Work task: Look through the entries below and report every line that has "JSON".
··· The data
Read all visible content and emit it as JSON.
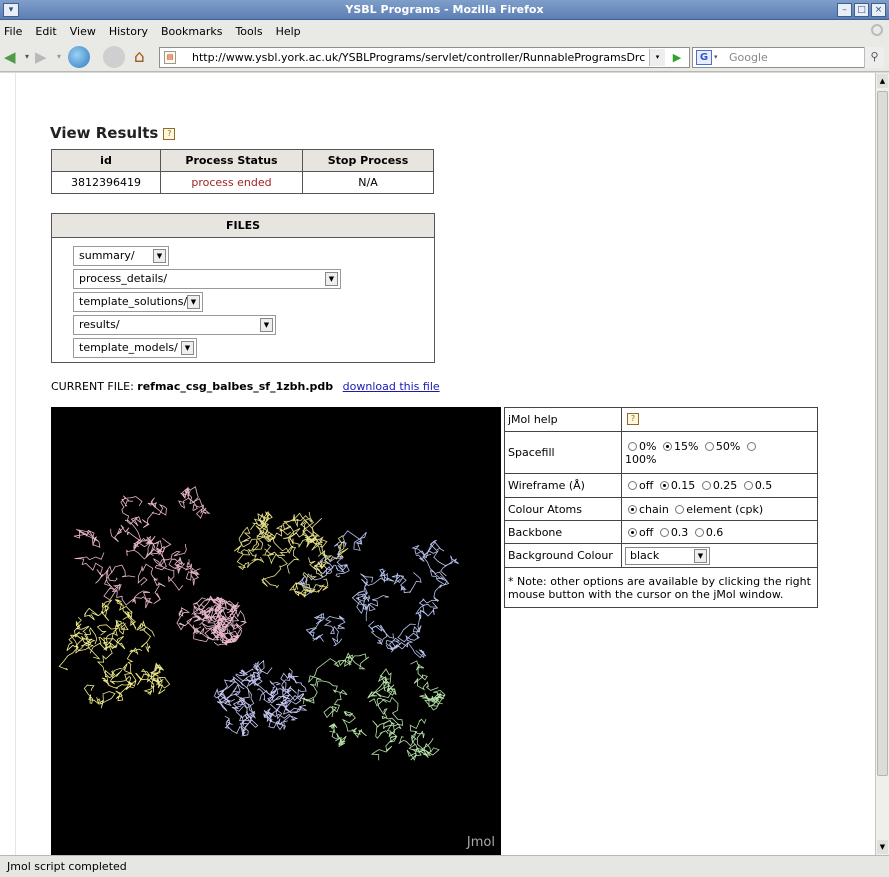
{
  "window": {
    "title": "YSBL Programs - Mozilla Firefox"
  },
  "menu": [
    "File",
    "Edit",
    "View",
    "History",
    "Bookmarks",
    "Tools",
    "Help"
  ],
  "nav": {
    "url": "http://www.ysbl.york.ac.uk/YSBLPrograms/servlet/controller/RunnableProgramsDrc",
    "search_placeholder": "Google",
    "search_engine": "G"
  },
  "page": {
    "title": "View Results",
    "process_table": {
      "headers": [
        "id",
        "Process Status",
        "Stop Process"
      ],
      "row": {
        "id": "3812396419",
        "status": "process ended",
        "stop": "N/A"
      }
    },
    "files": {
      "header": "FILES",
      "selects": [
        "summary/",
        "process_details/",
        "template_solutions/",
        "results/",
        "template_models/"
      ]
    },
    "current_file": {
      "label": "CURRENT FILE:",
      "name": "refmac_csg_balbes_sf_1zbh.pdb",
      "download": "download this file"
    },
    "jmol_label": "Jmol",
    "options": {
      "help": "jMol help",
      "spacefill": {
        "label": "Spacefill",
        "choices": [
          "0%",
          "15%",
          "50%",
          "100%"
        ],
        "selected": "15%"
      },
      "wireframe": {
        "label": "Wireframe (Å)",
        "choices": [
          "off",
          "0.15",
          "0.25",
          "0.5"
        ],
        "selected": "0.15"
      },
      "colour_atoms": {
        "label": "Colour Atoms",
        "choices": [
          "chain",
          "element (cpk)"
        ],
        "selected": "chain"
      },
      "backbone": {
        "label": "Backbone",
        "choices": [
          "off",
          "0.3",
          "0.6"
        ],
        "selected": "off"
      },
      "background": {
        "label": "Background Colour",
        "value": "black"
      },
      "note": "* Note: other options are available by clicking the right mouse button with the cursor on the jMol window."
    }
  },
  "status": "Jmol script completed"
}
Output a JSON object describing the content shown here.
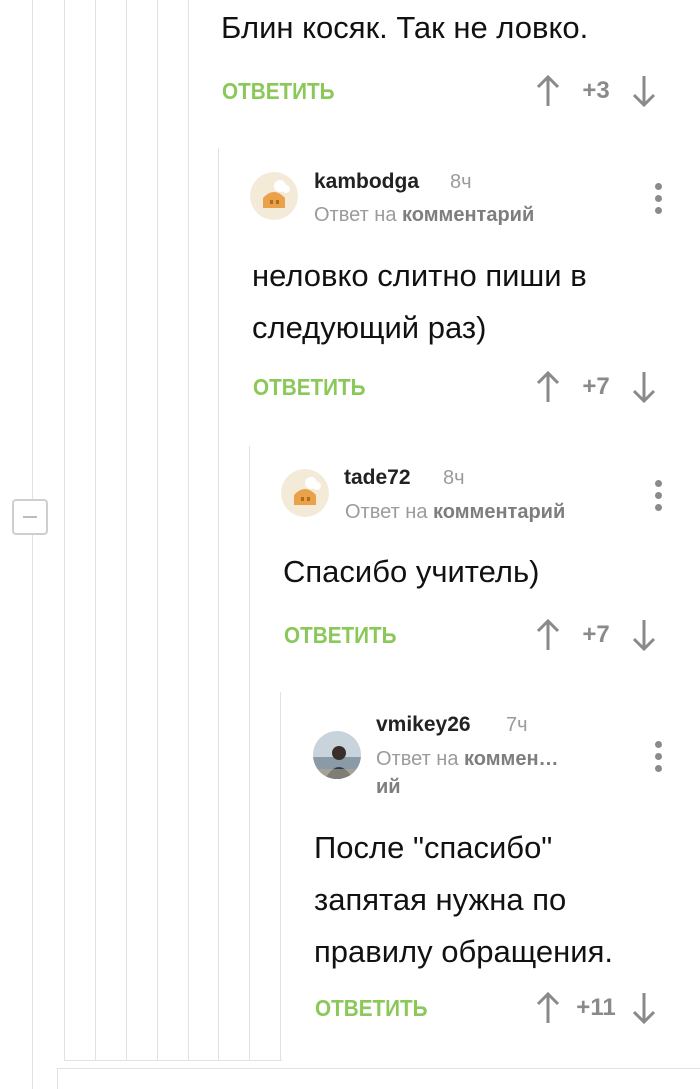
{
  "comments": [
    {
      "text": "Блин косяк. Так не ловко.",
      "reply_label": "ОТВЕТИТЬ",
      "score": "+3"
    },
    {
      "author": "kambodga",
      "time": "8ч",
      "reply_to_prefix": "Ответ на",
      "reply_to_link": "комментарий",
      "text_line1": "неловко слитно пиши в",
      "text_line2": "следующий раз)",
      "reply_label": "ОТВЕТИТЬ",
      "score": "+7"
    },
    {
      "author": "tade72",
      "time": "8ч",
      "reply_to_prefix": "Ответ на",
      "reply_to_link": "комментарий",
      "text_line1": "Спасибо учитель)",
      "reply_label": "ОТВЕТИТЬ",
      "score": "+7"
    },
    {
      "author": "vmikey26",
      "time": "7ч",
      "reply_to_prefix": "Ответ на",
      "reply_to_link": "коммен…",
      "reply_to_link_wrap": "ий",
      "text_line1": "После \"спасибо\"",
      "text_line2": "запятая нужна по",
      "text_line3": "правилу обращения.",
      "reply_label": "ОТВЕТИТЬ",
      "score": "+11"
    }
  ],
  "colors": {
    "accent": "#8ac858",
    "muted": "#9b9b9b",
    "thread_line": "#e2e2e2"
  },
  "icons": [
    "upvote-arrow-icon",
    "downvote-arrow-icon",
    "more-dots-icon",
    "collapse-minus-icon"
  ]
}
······
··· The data
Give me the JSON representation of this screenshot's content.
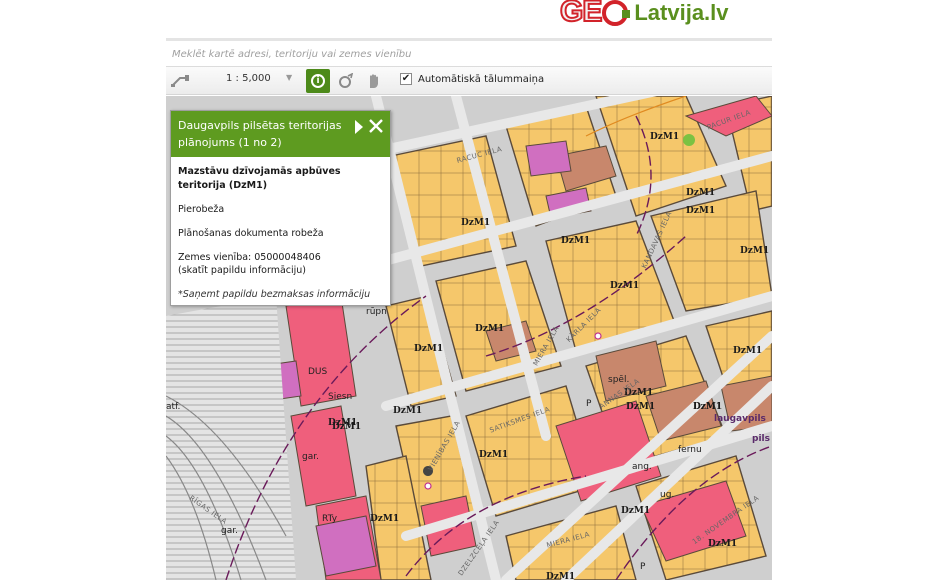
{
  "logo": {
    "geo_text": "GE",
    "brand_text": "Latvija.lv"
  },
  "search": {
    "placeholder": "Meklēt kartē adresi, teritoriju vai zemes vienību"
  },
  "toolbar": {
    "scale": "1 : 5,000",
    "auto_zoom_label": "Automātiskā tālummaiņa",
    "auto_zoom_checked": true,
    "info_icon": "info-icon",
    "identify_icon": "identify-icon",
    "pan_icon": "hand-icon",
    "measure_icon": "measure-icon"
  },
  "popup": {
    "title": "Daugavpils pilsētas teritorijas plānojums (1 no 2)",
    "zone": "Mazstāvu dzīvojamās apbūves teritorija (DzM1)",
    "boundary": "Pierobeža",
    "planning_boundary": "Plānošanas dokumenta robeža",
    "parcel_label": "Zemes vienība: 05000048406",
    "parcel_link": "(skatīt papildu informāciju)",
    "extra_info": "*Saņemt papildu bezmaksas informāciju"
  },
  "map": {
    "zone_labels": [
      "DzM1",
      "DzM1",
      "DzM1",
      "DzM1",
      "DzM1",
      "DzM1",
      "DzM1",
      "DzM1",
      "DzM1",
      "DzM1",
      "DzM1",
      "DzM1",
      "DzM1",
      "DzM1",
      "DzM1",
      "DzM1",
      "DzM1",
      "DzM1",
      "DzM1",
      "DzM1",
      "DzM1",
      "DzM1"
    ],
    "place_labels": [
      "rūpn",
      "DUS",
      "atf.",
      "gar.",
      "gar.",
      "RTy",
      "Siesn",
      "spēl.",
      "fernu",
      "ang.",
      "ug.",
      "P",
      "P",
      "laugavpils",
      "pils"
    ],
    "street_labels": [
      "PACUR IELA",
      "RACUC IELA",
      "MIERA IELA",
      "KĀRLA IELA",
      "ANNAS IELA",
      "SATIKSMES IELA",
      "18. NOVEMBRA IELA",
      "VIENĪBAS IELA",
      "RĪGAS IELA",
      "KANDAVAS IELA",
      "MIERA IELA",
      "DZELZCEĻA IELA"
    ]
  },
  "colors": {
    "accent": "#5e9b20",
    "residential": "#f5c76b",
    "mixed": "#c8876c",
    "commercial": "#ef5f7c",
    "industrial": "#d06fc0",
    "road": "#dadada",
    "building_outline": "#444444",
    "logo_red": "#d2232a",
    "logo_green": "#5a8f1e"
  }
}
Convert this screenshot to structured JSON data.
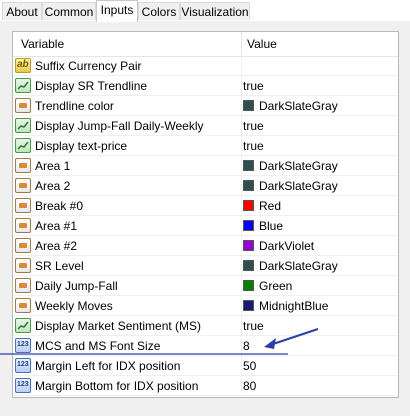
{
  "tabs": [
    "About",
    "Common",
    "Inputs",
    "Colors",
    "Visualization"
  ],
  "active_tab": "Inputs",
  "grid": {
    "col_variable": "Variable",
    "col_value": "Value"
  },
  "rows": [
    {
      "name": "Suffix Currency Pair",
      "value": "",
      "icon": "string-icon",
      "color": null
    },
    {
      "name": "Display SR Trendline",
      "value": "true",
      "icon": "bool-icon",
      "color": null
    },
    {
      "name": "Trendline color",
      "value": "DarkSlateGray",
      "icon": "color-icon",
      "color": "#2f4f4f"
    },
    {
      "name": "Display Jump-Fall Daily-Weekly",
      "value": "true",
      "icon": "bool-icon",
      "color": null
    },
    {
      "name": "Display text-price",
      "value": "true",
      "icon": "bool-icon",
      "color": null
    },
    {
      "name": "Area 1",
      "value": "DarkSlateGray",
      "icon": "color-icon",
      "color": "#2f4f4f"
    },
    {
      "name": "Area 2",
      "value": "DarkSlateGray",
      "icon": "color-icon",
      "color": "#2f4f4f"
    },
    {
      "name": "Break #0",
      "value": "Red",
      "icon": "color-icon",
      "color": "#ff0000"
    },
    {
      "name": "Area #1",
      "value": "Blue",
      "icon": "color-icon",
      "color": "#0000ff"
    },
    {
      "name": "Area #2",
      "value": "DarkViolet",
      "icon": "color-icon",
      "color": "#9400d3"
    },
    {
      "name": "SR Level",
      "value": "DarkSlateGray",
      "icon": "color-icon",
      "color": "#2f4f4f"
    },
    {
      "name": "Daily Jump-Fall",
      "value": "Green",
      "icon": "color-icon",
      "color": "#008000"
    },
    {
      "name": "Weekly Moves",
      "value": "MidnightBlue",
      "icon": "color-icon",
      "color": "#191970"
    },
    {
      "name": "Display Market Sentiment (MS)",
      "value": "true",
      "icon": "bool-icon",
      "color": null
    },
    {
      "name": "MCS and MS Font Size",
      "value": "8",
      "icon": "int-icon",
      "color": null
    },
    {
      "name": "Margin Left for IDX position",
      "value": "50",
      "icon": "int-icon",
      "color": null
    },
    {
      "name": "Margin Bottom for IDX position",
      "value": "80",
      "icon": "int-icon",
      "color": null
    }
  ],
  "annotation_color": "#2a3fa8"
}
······
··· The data
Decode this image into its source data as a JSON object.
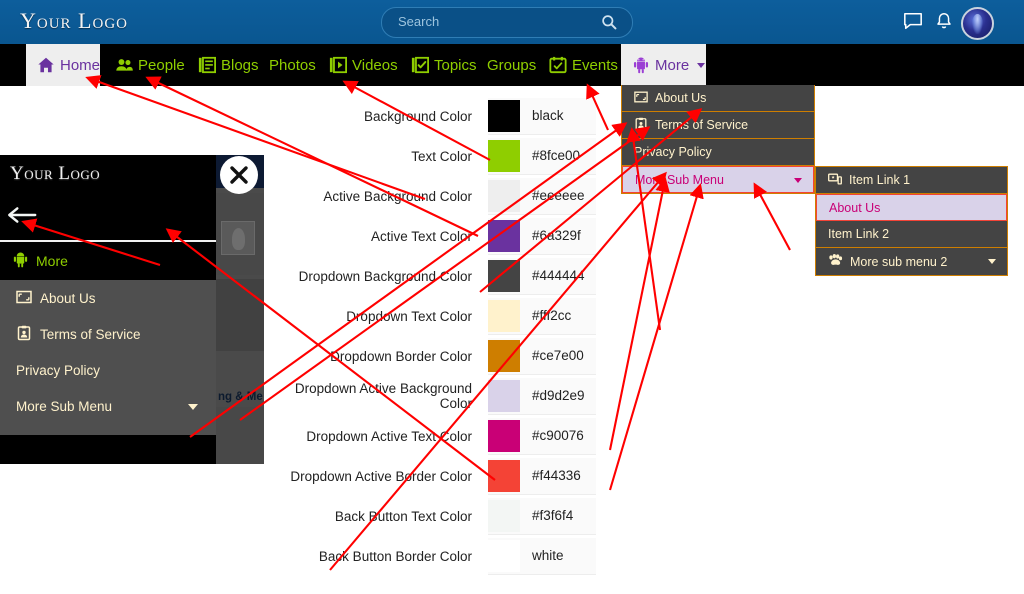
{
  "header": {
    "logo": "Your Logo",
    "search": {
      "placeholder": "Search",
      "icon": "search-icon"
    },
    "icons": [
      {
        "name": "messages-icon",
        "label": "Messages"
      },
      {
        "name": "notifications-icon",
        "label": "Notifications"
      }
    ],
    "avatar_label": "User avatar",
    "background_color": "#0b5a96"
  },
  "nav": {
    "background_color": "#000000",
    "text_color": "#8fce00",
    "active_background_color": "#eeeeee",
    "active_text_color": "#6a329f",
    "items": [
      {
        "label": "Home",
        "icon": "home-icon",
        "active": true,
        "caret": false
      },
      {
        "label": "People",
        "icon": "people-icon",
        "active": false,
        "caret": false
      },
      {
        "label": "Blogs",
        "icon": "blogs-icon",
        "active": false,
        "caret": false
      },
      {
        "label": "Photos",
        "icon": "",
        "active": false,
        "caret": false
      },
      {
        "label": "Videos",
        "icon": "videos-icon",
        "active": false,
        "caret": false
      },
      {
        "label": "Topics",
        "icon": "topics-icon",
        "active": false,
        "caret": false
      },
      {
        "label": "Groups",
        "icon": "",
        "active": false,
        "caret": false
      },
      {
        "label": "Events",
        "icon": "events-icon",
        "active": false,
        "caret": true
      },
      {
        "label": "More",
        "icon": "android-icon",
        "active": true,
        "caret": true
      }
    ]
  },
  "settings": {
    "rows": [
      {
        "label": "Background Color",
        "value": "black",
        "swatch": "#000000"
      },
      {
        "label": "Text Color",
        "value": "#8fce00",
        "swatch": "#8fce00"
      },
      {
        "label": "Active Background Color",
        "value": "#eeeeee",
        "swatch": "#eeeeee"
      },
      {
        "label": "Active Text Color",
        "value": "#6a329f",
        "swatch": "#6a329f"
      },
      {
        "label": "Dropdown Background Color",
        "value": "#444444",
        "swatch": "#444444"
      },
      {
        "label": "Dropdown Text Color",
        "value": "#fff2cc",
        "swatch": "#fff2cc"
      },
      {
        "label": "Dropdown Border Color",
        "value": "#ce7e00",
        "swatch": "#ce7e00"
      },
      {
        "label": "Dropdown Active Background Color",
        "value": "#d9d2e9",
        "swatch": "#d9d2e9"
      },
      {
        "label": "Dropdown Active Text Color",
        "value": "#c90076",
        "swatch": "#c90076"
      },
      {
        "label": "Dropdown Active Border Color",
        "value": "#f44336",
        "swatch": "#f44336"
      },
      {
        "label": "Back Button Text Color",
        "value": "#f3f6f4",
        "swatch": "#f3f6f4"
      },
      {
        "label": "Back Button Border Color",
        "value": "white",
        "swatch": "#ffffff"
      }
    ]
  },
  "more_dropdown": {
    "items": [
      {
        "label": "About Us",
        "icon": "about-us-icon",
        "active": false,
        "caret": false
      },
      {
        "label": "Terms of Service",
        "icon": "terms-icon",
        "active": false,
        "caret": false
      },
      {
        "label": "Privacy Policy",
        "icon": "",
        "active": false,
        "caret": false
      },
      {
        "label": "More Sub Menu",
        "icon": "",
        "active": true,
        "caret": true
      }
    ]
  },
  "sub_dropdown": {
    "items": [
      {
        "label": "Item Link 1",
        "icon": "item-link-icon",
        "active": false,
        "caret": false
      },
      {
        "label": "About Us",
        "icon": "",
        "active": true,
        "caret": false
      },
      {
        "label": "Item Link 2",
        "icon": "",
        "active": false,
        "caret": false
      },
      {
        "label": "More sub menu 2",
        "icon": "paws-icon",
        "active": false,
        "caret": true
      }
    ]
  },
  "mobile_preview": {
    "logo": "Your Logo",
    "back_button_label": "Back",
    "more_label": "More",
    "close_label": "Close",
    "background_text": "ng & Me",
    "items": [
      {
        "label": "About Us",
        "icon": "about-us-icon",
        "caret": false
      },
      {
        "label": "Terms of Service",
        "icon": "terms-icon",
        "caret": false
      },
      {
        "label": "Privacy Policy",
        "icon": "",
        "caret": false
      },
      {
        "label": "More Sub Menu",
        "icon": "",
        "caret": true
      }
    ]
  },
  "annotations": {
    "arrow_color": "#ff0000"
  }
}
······
Result for this exercise:
Read all visible content and emit it as JSON.
Output a JSON object describing the content shown here.
Give me the JSON representation of this screenshot's content.
Convert this screenshot to structured JSON data.
Decode this image into its source data as a JSON object.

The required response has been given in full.